Quote:
I'm taking psychology. My professor says there is no evidence, specifically mentioning PTSD as an example of counter-evidence. My textbook, "Psychology: 8th Edition" by David G. Myers, mentions exactly the same thing.

Your second-to-last paragraph is made up like all your other "information.


Your "vast" knowledge of this subject matter appears to come from one professor and one text book, with one viewpoint and one frame of reference. The issue of recovered memories is not as simple as your professor apparently states. There are studies supporting both perspectives; the "sides" on this are bitterly divided, and the divisiveness benefits no one. The "false memory" camp takes the fact that there have been some false memories to mean that all recovered memories are false. The fact that some people do repress memories and recover them later make others believe that all stories that people come up with later are true. Nothing in life is that simple. The only reason that this has become such a bitterly controversial issue is because of cases of child sexual abuse. Not all recovered memories concern child sexual abuse, but those are among the most highly charged.

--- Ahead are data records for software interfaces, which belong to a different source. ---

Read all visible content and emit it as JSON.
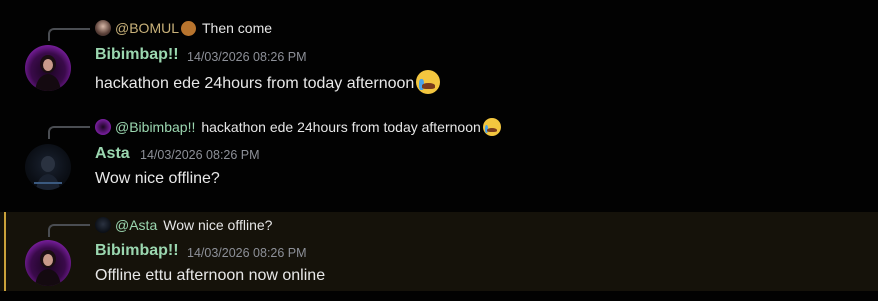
{
  "messages": [
    {
      "reply": {
        "username": "@BOMUL",
        "icon": "sheep-emoji",
        "text": "Then come"
      },
      "author": "Bibimbap!!",
      "timestamp": "14/03/2026 08:26 PM",
      "content": "hackathon ede 24hours from  today afternoon",
      "content_emoji": "loudly-crying-face-icon"
    },
    {
      "reply": {
        "username": "@Bibimbap!!",
        "text": "hackathon ede 24hours from  today afternoon",
        "icon": "loudly-crying-face-icon"
      },
      "author": "Asta",
      "timestamp": "14/03/2026 08:26 PM",
      "content": "Wow nice offline?"
    },
    {
      "reply": {
        "username": "@Asta",
        "text": "Wow nice offline?"
      },
      "author": "Bibimbap!!",
      "timestamp": "14/03/2026 08:26 PM",
      "content": "Offline ettu afternoon now online",
      "highlighted": true
    }
  ],
  "colors": {
    "background": "#020202",
    "highlight_bg": "#15120a",
    "highlight_bar": "#c9a13a",
    "username": "#9bd7b0",
    "timestamp": "#8d9098",
    "text": "#e8e8e8"
  }
}
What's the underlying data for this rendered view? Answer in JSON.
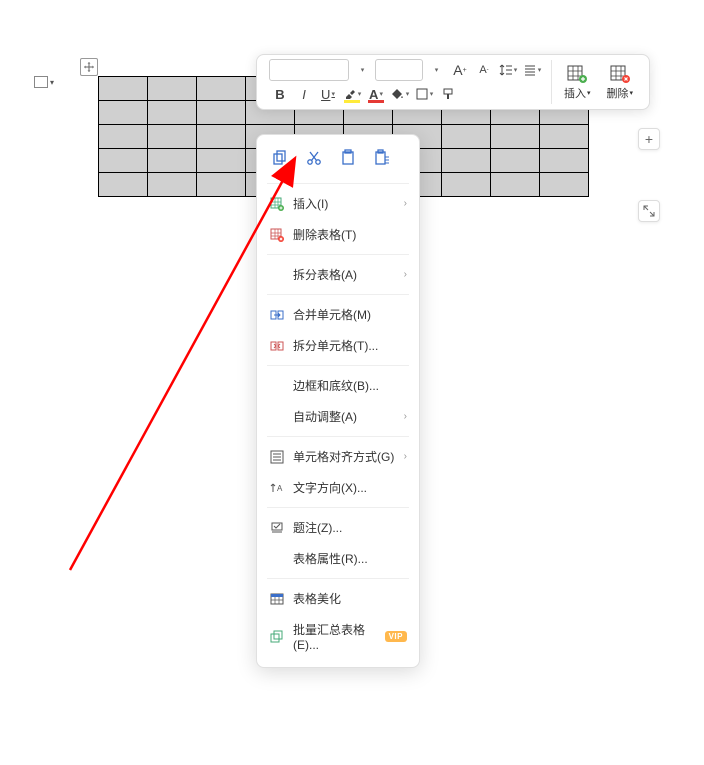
{
  "toolbar": {
    "font_name": "",
    "font_size": "",
    "increase_font": "A",
    "decrease_font": "A",
    "bold": "B",
    "italic": "I",
    "underline": "U",
    "insert_label": "插入",
    "delete_label": "删除"
  },
  "context_menu": {
    "items": [
      {
        "label": "插入(I)",
        "icon": "insert-icon",
        "arrow": true
      },
      {
        "label": "删除表格(T)",
        "icon": "delete-table-icon",
        "arrow": false
      },
      {
        "label": "拆分表格(A)",
        "icon": "",
        "arrow": true,
        "sep_before": true
      },
      {
        "label": "合并单元格(M)",
        "icon": "merge-icon",
        "arrow": false,
        "sep_before": true
      },
      {
        "label": "拆分单元格(T)...",
        "icon": "split-icon",
        "arrow": false
      },
      {
        "label": "边框和底纹(B)...",
        "icon": "",
        "arrow": false,
        "sep_before": true
      },
      {
        "label": "自动调整(A)",
        "icon": "",
        "arrow": true
      },
      {
        "label": "单元格对齐方式(G)",
        "icon": "align-icon",
        "arrow": true,
        "sep_before": true
      },
      {
        "label": "文字方向(X)...",
        "icon": "text-dir-icon",
        "arrow": false
      },
      {
        "label": "题注(Z)...",
        "icon": "caption-icon",
        "arrow": false,
        "sep_before": true
      },
      {
        "label": "表格属性(R)...",
        "icon": "",
        "arrow": false
      },
      {
        "label": "表格美化",
        "icon": "beautify-icon",
        "arrow": false,
        "sep_before": true
      },
      {
        "label": "批量汇总表格(E)...",
        "icon": "batch-icon",
        "arrow": false,
        "vip": true
      }
    ]
  },
  "table": {
    "rows": 5,
    "cols": 10
  },
  "side": {
    "plus": "+"
  }
}
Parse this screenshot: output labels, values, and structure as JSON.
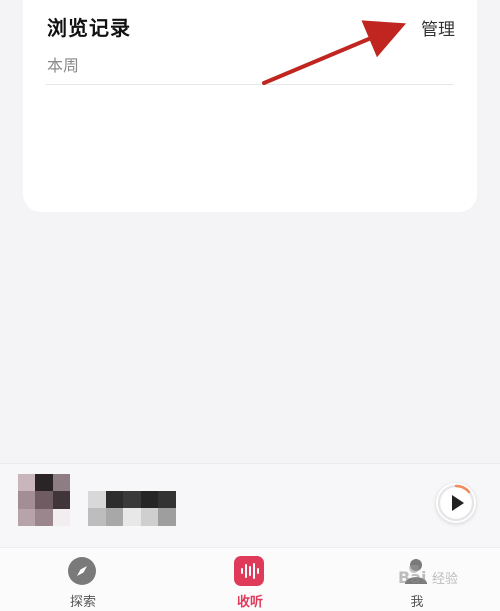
{
  "card": {
    "title": "浏览记录",
    "manage_label": "管理",
    "section_label": "本周"
  },
  "player": {
    "cover_icon": "album-cover-pixelated",
    "title_icon": "track-title-pixelated",
    "play_icon": "play-icon"
  },
  "tabbar": {
    "tabs": [
      {
        "label": "探索",
        "icon": "compass-icon",
        "active": false
      },
      {
        "label": "收听",
        "icon": "soundwave-icon",
        "active": true
      },
      {
        "label": "我",
        "icon": "user-icon",
        "active": false
      }
    ]
  },
  "colors": {
    "accent": "#e03a5a",
    "arrow": "#c0261f",
    "progress_ring": "#f08a5d"
  }
}
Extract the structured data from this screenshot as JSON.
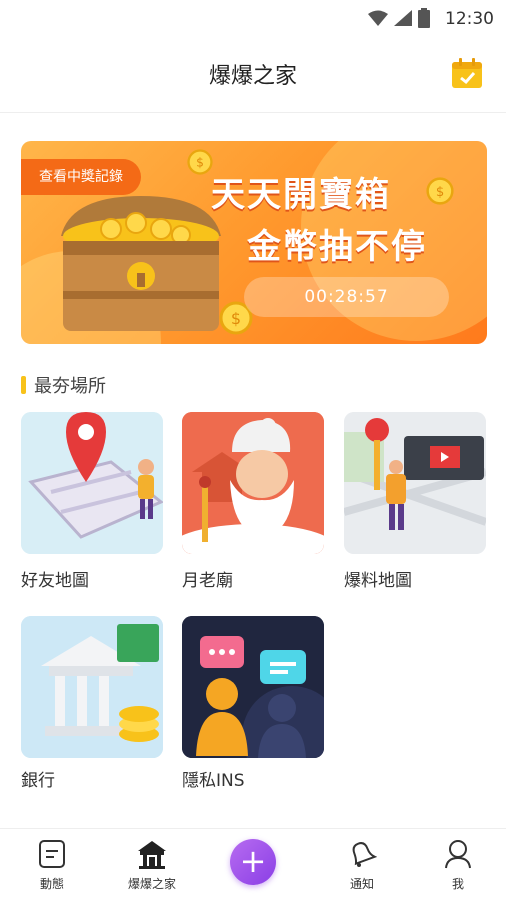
{
  "status_bar": {
    "time": "12:30"
  },
  "header": {
    "title": "爆爆之家"
  },
  "banner": {
    "record_label": "查看中獎記錄",
    "headline_1": "天天開寶箱",
    "headline_2": "金幣抽不停",
    "countdown": "00:28:57"
  },
  "section": {
    "title": "最夯場所"
  },
  "places": [
    {
      "label": "好友地圖"
    },
    {
      "label": "月老廟"
    },
    {
      "label": "爆料地圖"
    },
    {
      "label": "銀行"
    },
    {
      "label": "隱私INS"
    }
  ],
  "nav": {
    "items": [
      {
        "label": "動態"
      },
      {
        "label": "爆爆之家"
      },
      {
        "label": "+"
      },
      {
        "label": "通知"
      },
      {
        "label": "我"
      }
    ]
  },
  "colors": {
    "accent": "#f8c21a",
    "plus": "#9b4deb",
    "banner": "#ff9a2e"
  }
}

Before you continue calling people names, and deciding they are all beneath you, it might be worth your while to check out the other side of the story, with sources who might not be quite as biased as your one professor. Try the clinical psychology department, instead of the researchers, as a start.